The Volume begins with four articles that address broad issues encountered by legal writing professors and others concerned about the quality of legal writing, analysis, and reading. First, Elizabeth Fajans explores the theory and technique of helping students avoid “hitting the wall” in their legal writing as they advance from mere competence to eloquence. Next, Carrie Sperling and Susan Shapcott confront student mindset and understanding of intelligence as they explore how professors can give more meaningful feedback and assessment. They are followed by an intriguing empirical study of whether law school actually improves students’ analytical skills by David J. Herring and Collin Lynch. Finally, Mark Yates delves into the impact the Internet and electronic sources have had on student literacy and argues that text-based literacy is still essential for successful lawyers.
The articles then turn to analysis of specific pedagogical techniques applicable to legal writing and case-book classrooms. First, Sophie M. Sparrow and Margaret Sova McCabe explain the theory and practice of Team-Based Learning. Then Mary Dunnewold and Mary Trevor introduce the incorporation of an Alternative Dispute Resolution Simulation into a first-year legal writing class. Next, Amanda Smith argues for the addition of an opinion-writing exercise as a complement to the traditional office memorandum in first-semester legal writing courses. Finally, Heidi K. Brown confronts the problem of public speaking anxiety in law students and offers suggestions for addressing the heart of this problem in law school.
The Volume concludes with a practical piece by Samantha A. Moppett about academic poster presentations, providing practical advice for submitting such posters for legal writing conferences.
In sum, this Volume provides us with a diverse and engaging range of articles that challenge us to examine our teaching, our theory, and our assumptions about legal writing pedagogy and legal education.
We are committed to providing our readers with broad cover-age of interesting and important issues related to legal writing, research, analysis, and pedagogy, and we sincerely appreciate the continued support of contributors and readers alike. If you have feedback about this Volume, or would like to submit an article for publication, please contact the Journal at http://www.journalleg alwritinginstitute.org/.
As my term as Editor in Chief comes to an end, I would like to take this opportunity to thank the many people who have made the past four volumes of the Journal a success. A peer-edited Journal in legal academia really is a labor of love. I am indebted to the talented members of the Editorial Board including Mary Garvey Algero, Ted Becker, Brooke J. Bowman, Rachel Croskery-Roberts, Kirsten K. Davis, Lisa Eichorn, Judith D. Fischer, Jane Kent Gionfriddo, Lindsey P. Gustafson, Anna P. Hemingway, Kimberly Y.W. Holst, Jeff R. Jablonski, Robin Boyle Laisure, Mary Lawrence, Pamela Lysaght, Ellie Margolis, Samantha M. Moppett, Susan Provenzano, Terrill Pollman, David T. Richie, Karen J. Sneddon, Kristen Konrad Robbins-Tiscione, Susan Thrower, Christine M. Venter, and Catherine J. Wasson.

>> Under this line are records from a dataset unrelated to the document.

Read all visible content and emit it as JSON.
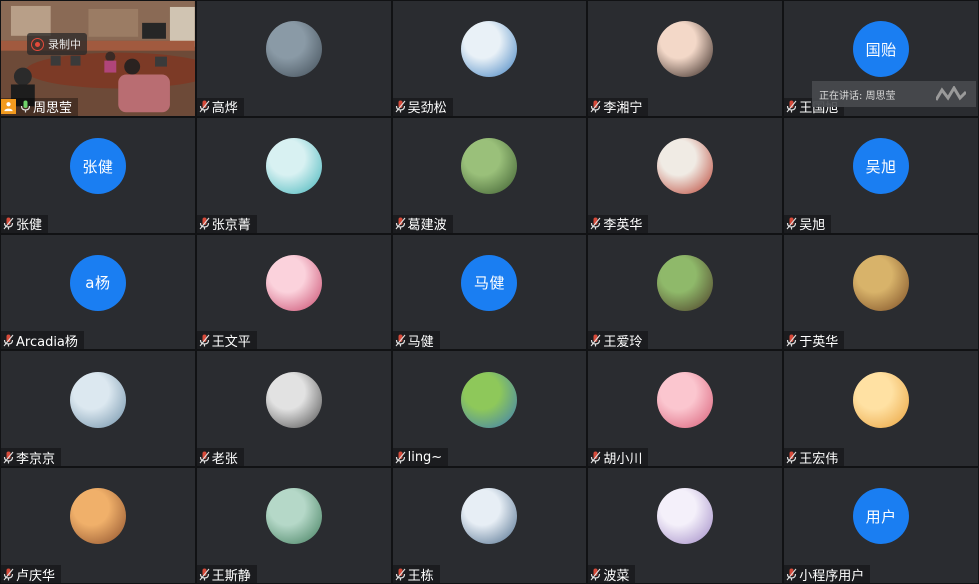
{
  "recording_label": "录制中",
  "speaking_banner": "正在讲话: 周思莹",
  "colors": {
    "accent": "#1a7ef2",
    "tile_bg": "#2a2c30",
    "mic": "#d64a3a",
    "host": "#f39a1e"
  },
  "participants": [
    {
      "name": "周思莹",
      "type": "video",
      "host": true
    },
    {
      "name": "高烨",
      "type": "photo",
      "icon": "foggy-figure-photo",
      "c1": "#8a9aa6",
      "c2": "#3f4b55"
    },
    {
      "name": "吴劲松",
      "type": "photo",
      "icon": "clouds-photo",
      "c1": "#e9f1f7",
      "c2": "#3d7fbf"
    },
    {
      "name": "李湘宁",
      "type": "photo",
      "icon": "portrait-photo",
      "c1": "#f3d8c8",
      "c2": "#2d1f1a"
    },
    {
      "name": "王国旭",
      "type": "text",
      "initials": "国贻"
    },
    {
      "name": "张健",
      "type": "text",
      "initials": "张健"
    },
    {
      "name": "张京菁",
      "type": "photo",
      "icon": "flower-photo",
      "c1": "#d8f1f2",
      "c2": "#3fb3b9"
    },
    {
      "name": "葛建波",
      "type": "photo",
      "icon": "garden-photo",
      "c1": "#9ac07a",
      "c2": "#3a5a2e"
    },
    {
      "name": "李英华",
      "type": "photo",
      "icon": "toys-photo",
      "c1": "#f0ebe4",
      "c2": "#b93e2f"
    },
    {
      "name": "吴旭",
      "type": "text",
      "initials": "吴旭"
    },
    {
      "name": "Arcadia杨",
      "type": "text",
      "initials": "a杨"
    },
    {
      "name": "王文平",
      "type": "photo",
      "icon": "blossom-photo",
      "c1": "#fbd2dc",
      "c2": "#c7466a"
    },
    {
      "name": "马健",
      "type": "text",
      "initials": "马健"
    },
    {
      "name": "王爱玲",
      "type": "photo",
      "icon": "tree-photo",
      "c1": "#8fb96a",
      "c2": "#4b3a26"
    },
    {
      "name": "于英华",
      "type": "photo",
      "icon": "cat-photo",
      "c1": "#d8b36a",
      "c2": "#7a4b23"
    },
    {
      "name": "李京京",
      "type": "photo",
      "icon": "ferris-wheel-photo",
      "c1": "#dce8f0",
      "c2": "#6c8ea6"
    },
    {
      "name": "老张",
      "type": "photo",
      "icon": "elder-portrait-photo",
      "c1": "#e2e2e2",
      "c2": "#4a4a4a"
    },
    {
      "name": "ling~",
      "type": "photo",
      "icon": "cartoon-house-photo",
      "c1": "#8ec85a",
      "c2": "#3a7ab9"
    },
    {
      "name": "胡小川",
      "type": "photo",
      "icon": "rose-photo",
      "c1": "#fbc6cf",
      "c2": "#d75a74"
    },
    {
      "name": "王宏伟",
      "type": "photo",
      "icon": "kitten-photo",
      "c1": "#ffe1a3",
      "c2": "#e8a03a"
    },
    {
      "name": "卢庆华",
      "type": "photo",
      "icon": "autumn-hills-photo",
      "c1": "#f0b06a",
      "c2": "#8a4d2a"
    },
    {
      "name": "王斯静",
      "type": "photo",
      "icon": "bamboo-photo",
      "c1": "#b5d8c8",
      "c2": "#3e7b5a"
    },
    {
      "name": "王栋",
      "type": "photo",
      "icon": "snow-mountain-photo",
      "c1": "#e7eef5",
      "c2": "#4a6a8a"
    },
    {
      "name": "波菜",
      "type": "photo",
      "icon": "anime-girl-photo",
      "c1": "#f4f0fa",
      "c2": "#9d86c4"
    },
    {
      "name": "小程序用户",
      "type": "text",
      "initials": "用户"
    }
  ]
}
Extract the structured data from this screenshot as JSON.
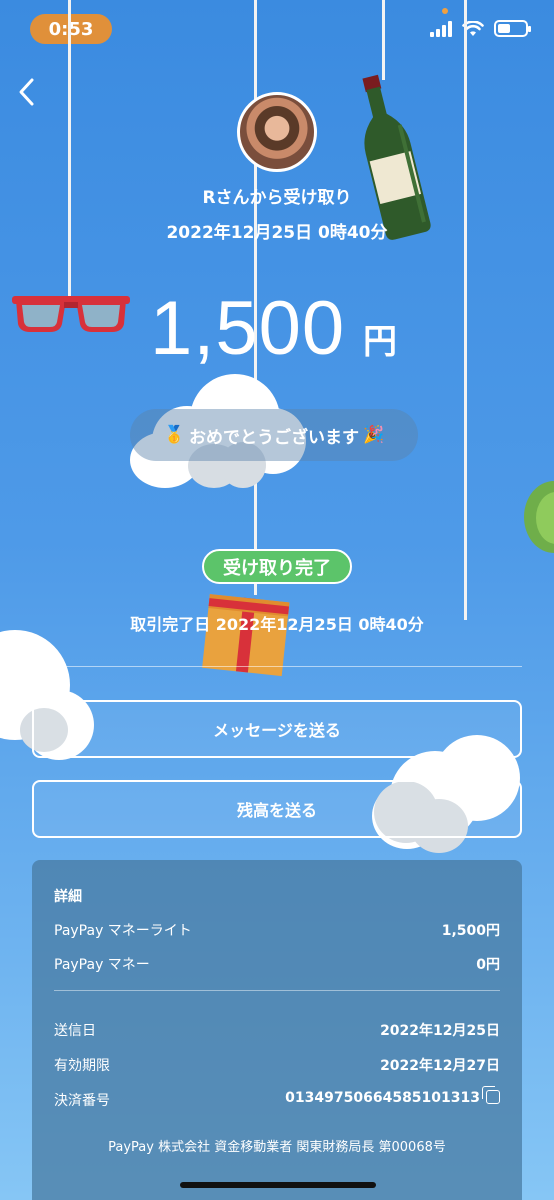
{
  "status_bar": {
    "time": "0:53"
  },
  "header": {
    "back_icon": "chevron-left-icon"
  },
  "sender": {
    "received_from": "Rさんから受け取り",
    "datetime": "2022年12月25日 0時40分"
  },
  "amount": {
    "value": "1,500",
    "unit": "円"
  },
  "congrats": {
    "text": "おめでとうございます",
    "left_emoji": "🥇",
    "right_emoji": "🎉"
  },
  "status": {
    "badge": "受け取り完了",
    "completed": "取引完了日 2022年12月25日 0時40分"
  },
  "actions": {
    "message_button": "メッセージを送る",
    "send_balance_button": "残高を送る"
  },
  "details": {
    "title": "詳細",
    "rows": [
      {
        "label": "PayPay マネーライト",
        "value": "1,500円"
      },
      {
        "label": "PayPay マネー",
        "value": "0円"
      }
    ],
    "meta": [
      {
        "label": "送信日",
        "value": "2022年12月25日"
      },
      {
        "label": "有効期限",
        "value": "2022年12月27日"
      },
      {
        "label": "決済番号",
        "value": "01349750664585101313"
      }
    ],
    "footer": "PayPay 株式会社 資金移動業者 関東財務局長 第00068号"
  },
  "colors": {
    "badge_green": "#5cc46a",
    "time_pill": "#e0903a"
  }
}
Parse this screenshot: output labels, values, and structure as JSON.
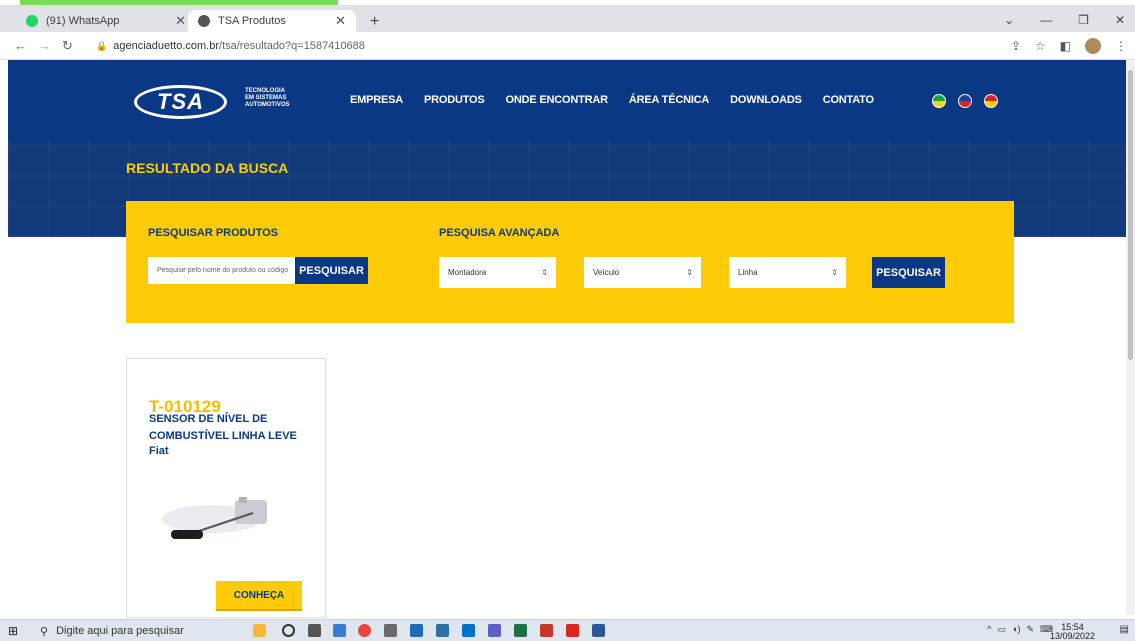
{
  "browser": {
    "tabs": [
      {
        "label": "(91) WhatsApp"
      },
      {
        "label": "TSA Produtos"
      }
    ],
    "url_host": "agenciaduetto.com.br",
    "url_path": "/tsa/resultado?q=1587410688"
  },
  "site": {
    "logo_text": "TSA",
    "tagline": [
      "TECNOLOGIA",
      "EM SISTEMAS",
      "AUTOMOTIVOS"
    ],
    "nav": [
      "EMPRESA",
      "PRODUTOS",
      "ONDE ENCONTRAR",
      "ÁREA TÉCNICA",
      "DOWNLOADS",
      "CONTATO"
    ],
    "result_title": "RESULTADO DA BUSCA"
  },
  "search": {
    "products_label": "PESQUISAR PRODUTOS",
    "input_placeholder": "Pesquise pelo nome do produto ou código",
    "search_button": "PESQUISAR",
    "advanced_label": "PESQUISA AVANÇADA",
    "selects": [
      "Montadora",
      "Veículo",
      "Linha"
    ],
    "advanced_button": "PESQUISAR"
  },
  "product": {
    "code": "T-010129",
    "name": "SENSOR DE NÍVEL DE COMBUSTÍVEL LINHA LEVE",
    "brand": "Fiat",
    "button": "CONHEÇA"
  },
  "taskbar": {
    "search_placeholder": "Digite aqui para pesquisar",
    "time": "15:54",
    "date": "13/09/2022"
  },
  "colors": {
    "brand_blue": "#0a3885",
    "brand_yellow": "#fecb08"
  }
}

These past four volumes would not have been possible without the dedication of my four amazing Assistant Editors in Chief: David T. Richie, Pamela Lysaght, Terrill Pollman, and Brooke J. Bowman. Finally, it is not an overstatement to say that these volumes would never have seen the light of day without the talent, tenacity, and tender care of Brooke J. Bowman and the support of the Stetson University College of Law. I am so happy that she will be overseeing the next two volumes as Editor in Chief. The Journal is truly in good hands.
Kristin B. Gerdy
Editor in Chief